The bad news? He realizes that the doctrine he’s been preaching is wrong, but he is not ready to condemn the source of this doctrine. He’s not ready to accept that an evil ideology comes from a religion and a clergy he views as inherently moral.

I cannot apologize for my deeply held biblical beliefs about the boundaries I see in scripture surrounding sex, but I will exercise my beliefs with great care and respect for those who do not share them.  I cannot apologize for my beliefs about marriage. But I do not have any desire to fight you on your beliefs or the rights that you seek. My beliefs about these things will never again interfere with God’s command to love my neighbor as I love myself.

This is a phenomenon known as “cognitive dissonance” – the discomfort that accompanies the psychological clash between what you have accepted as true and a new discovery which contradicts it.

I personally believe that it is only a matter of time before he relinquishes his religion as a whole.
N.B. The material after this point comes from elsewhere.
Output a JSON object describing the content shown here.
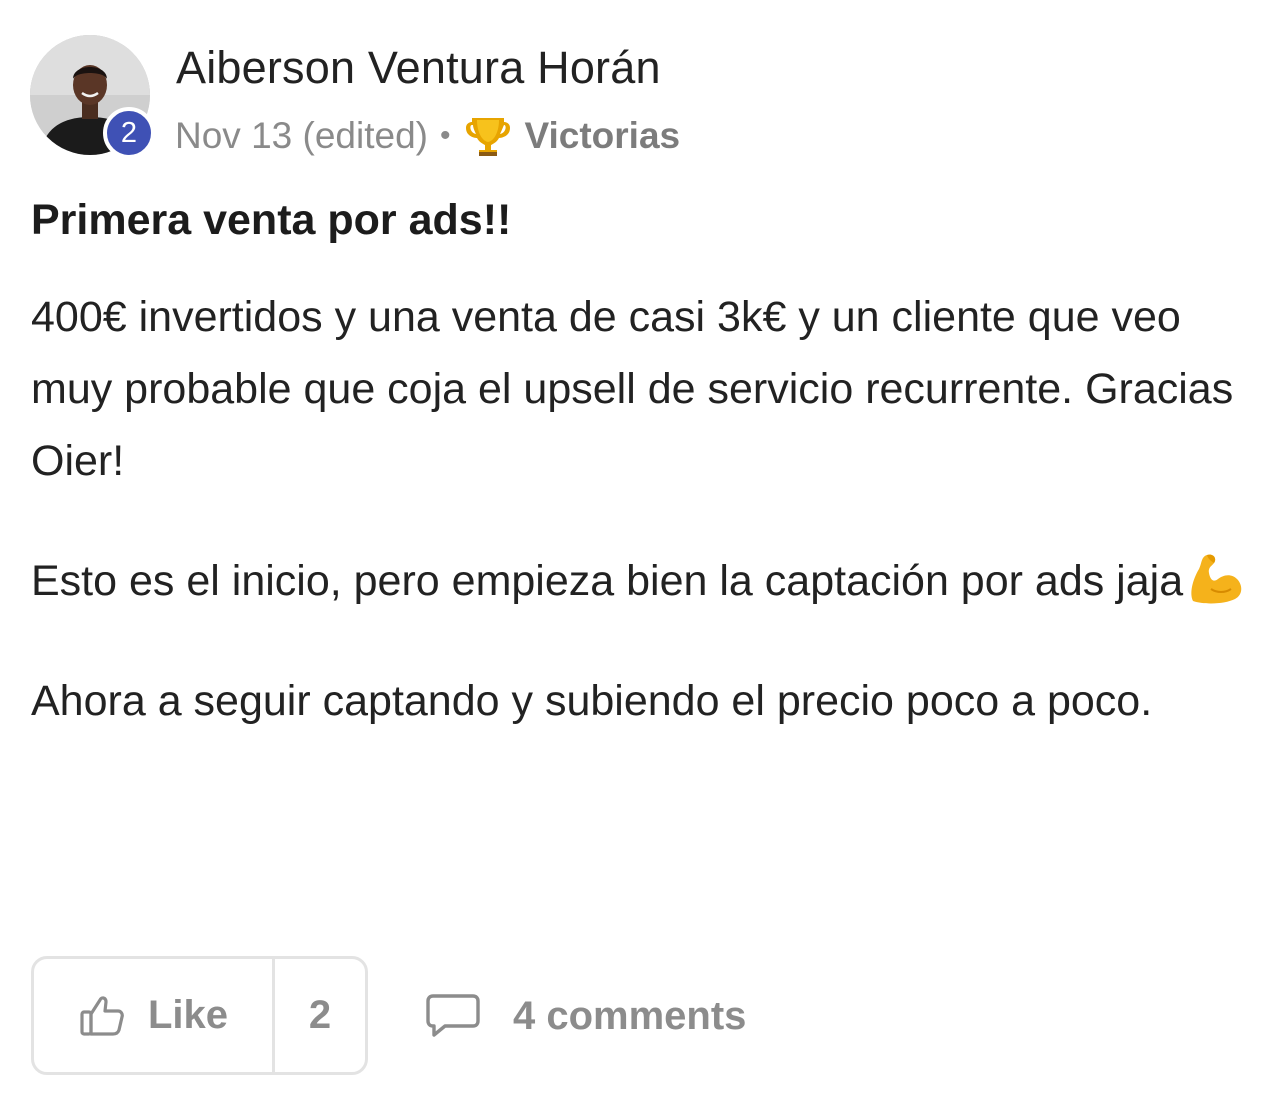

This is the way things work. I remember when I gave AMWAY a shot, back in the early 90’s. When it didn’t work out, and I just wound up parting with a whole lot of money, I figured it was my fault and that the business itself was fine. It took me a while to accept that it is a high level scam organization that preys on people’s enthusiasm and ambition. But after a while I was able to accept it. It just took time.

A similar scene played out with Nate Phelps, son of the notorious Fred Phelps, leader of the Westboro Baptist Church. He ran away from the church on his 18th birthday, knowing it was evil, but not knowing exactly why, or what was “good”. For years he held onto the idea that his family was merely mistaken, and that if they would only rethink the message of the bible, they would see that it’s a message of love.

It took some time, but after a while he was able to accept that his family’s interpretation of the bible was legitimate, and that it was his premise – that the bible is a moral book – which was in need of revision, not his family’s interpretation of it. His story has a very happy ending.

For this reason, I accept Mr. Chambers’ apology as genuine and I will watch his progress with interest. I honestly believe that while he thinks he has arrived at a new place, he is actually on a journey, one which will carry him away from the deep-seated guilt and self-loathing he has no doubt felt for years, away from the unscientific claims of the clergy that claims homosexuality is a sort of disease in need of a cure, away from the dogmatic position that homosexuality is some sort of abomination that merits eternal torture, and toward a life of self-acceptance and self-esteem.

It cannot be easy for him and his organization to do what they’ve done. For a dogmatist to say “I’ve hurt many with my dogma and I apologize” is damn tough for anyone. Kudos to him and to all who follow his example.